South Africa's President Jacob Zuma has survived a no-confidence motion against him in parliament by garnering 198 votes to the opposition's 177 votes as African National Congress lawmakers rallied to his support.
There were nine abstentions in the secret ballot.
ANC lawmakers erupted into singing and dancing in parliament even before the speaker of the house announced the result of the vote in favour of the 75-year-old Zuma, who has been dogged by allegations of corruption during his eight years in office.
"The motion of no-confidence is ... negative," Baleka Mbete, speaker of the 400-member parliament, said.
The rand fell by 1 per cent on the announcement of the outcome.

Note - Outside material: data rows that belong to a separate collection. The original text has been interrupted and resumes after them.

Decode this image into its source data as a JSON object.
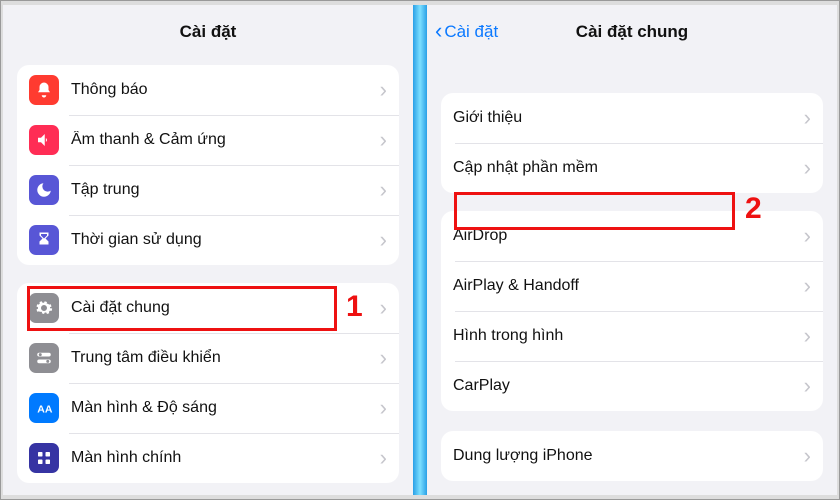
{
  "left": {
    "title": "Cài đặt",
    "group1": [
      {
        "icon": "notifications",
        "bg": "#ff3b30",
        "label": "Thông báo"
      },
      {
        "icon": "sound",
        "bg": "#ff2d55",
        "label": "Âm thanh & Cảm ứng"
      },
      {
        "icon": "moon",
        "bg": "#5856d6",
        "label": "Tập trung"
      },
      {
        "icon": "hourglass",
        "bg": "#5856d6",
        "label": "Thời gian sử dụng"
      }
    ],
    "group2": [
      {
        "icon": "gear",
        "bg": "#8e8e93",
        "label": "Cài đặt chung"
      },
      {
        "icon": "switches",
        "bg": "#8e8e93",
        "label": "Trung tâm điều khiển"
      },
      {
        "icon": "aa",
        "bg": "#007aff",
        "label": "Màn hình & Độ sáng"
      },
      {
        "icon": "grid",
        "bg": "#3634a3",
        "label": "Màn hình chính"
      }
    ]
  },
  "right": {
    "back": "Cài đặt",
    "title": "Cài đặt chung",
    "group1": [
      {
        "label": "Giới thiệu"
      },
      {
        "label": "Cập nhật phần mềm"
      }
    ],
    "group2": [
      {
        "label": "AirDrop"
      },
      {
        "label": "AirPlay & Handoff"
      },
      {
        "label": "Hình trong hình"
      },
      {
        "label": "CarPlay"
      }
    ],
    "group3": [
      {
        "label": "Dung lượng iPhone"
      }
    ]
  },
  "annotations": {
    "num1": "1",
    "num2": "2"
  }
}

Mr Zuma said his African National Congress (ANC) party was united and the opposition could not take power through parliament.
"They are pumping propaganda through the media that the ANC is no longer supported by the people. It is their own imagination," he said, before breaking into song and cracking jokes with a cheering crowd.
"The ANC is supported by the overwhelming majority."
Mr Zuma, who has held power in Africa's most industrialised economy since 2009 but whose time in office has been marked by allegations of sleaze and influence-peddling, has now survived nine no-confidence votes thanks to loyal backing from lawmakers in his ANC.
Had he lost, he and his entire cabinet would have had to step down.
Ms Mbete had earlier ruled that the vote should - unlike other no-confidence votes Zuma faced - be by secret ballot, a decision the opposition hoped would embolden ANC members who are unhappy with Zuma to vote against him.